Description of the task:
Determine how many lines in the records below include the word "tegan" and output that number alone.
━━ Information
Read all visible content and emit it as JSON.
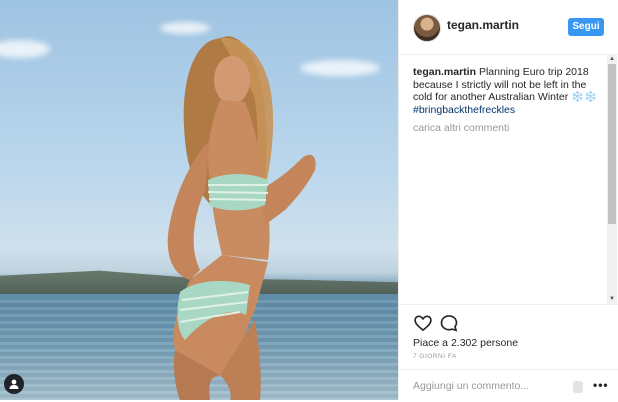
{
  "post": {
    "author": "tegan.martin",
    "follow_label": "Segui",
    "caption_user": "tegan.martin",
    "caption_text": "Planning Euro trip 2018 because I strictly will not be left in the cold for another Australian Winter ❄️❄️",
    "hashtag": "#bringbackthefreckles",
    "load_more_label": "carica altri commenti",
    "likes_text": "Piace a 2.302 persone",
    "timestamp": "7 GIORNI FA",
    "comment_placeholder": "Aggiungi un commento...",
    "more_label": "•••"
  },
  "icons": {
    "like": "heart-icon",
    "comment": "comment-icon",
    "user_tag": "user-tag-icon",
    "more": "more-options-icon"
  },
  "colors": {
    "accent": "#3897f0",
    "hashtag": "#003569",
    "muted": "#999999"
  }
}
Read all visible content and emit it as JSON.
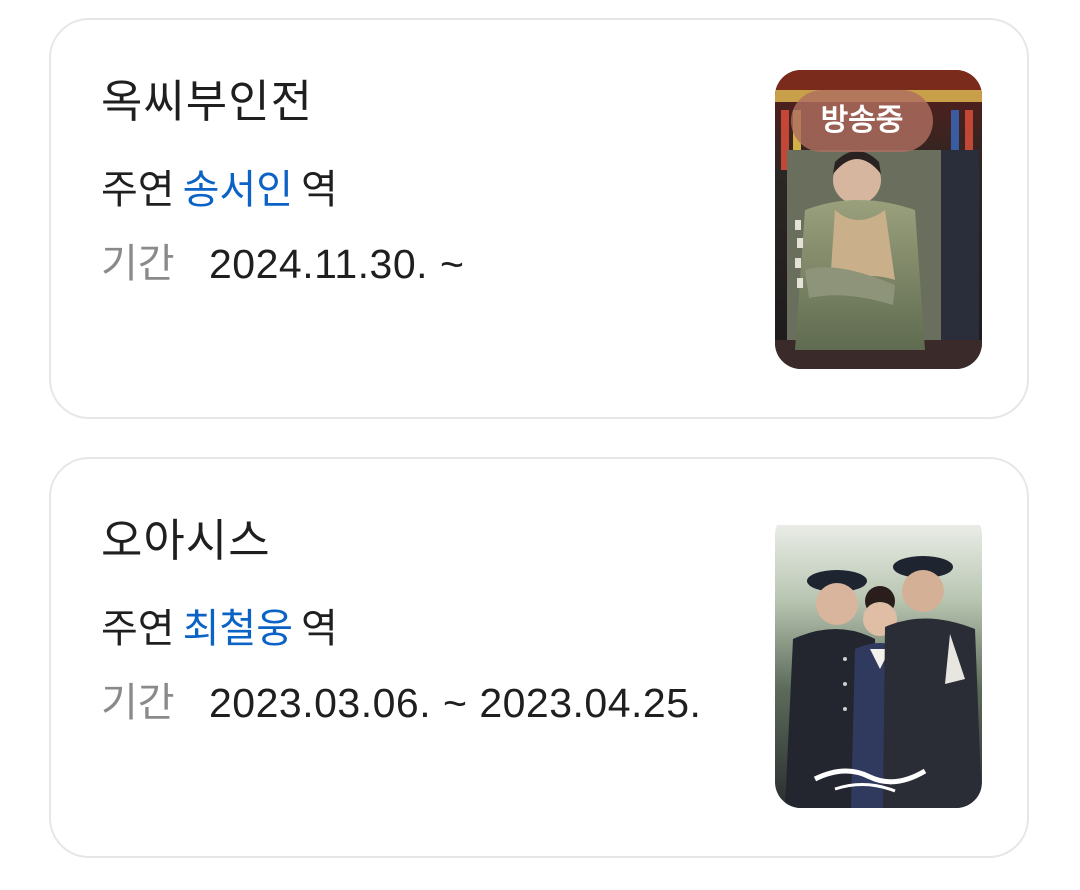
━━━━
Completed exercise:
2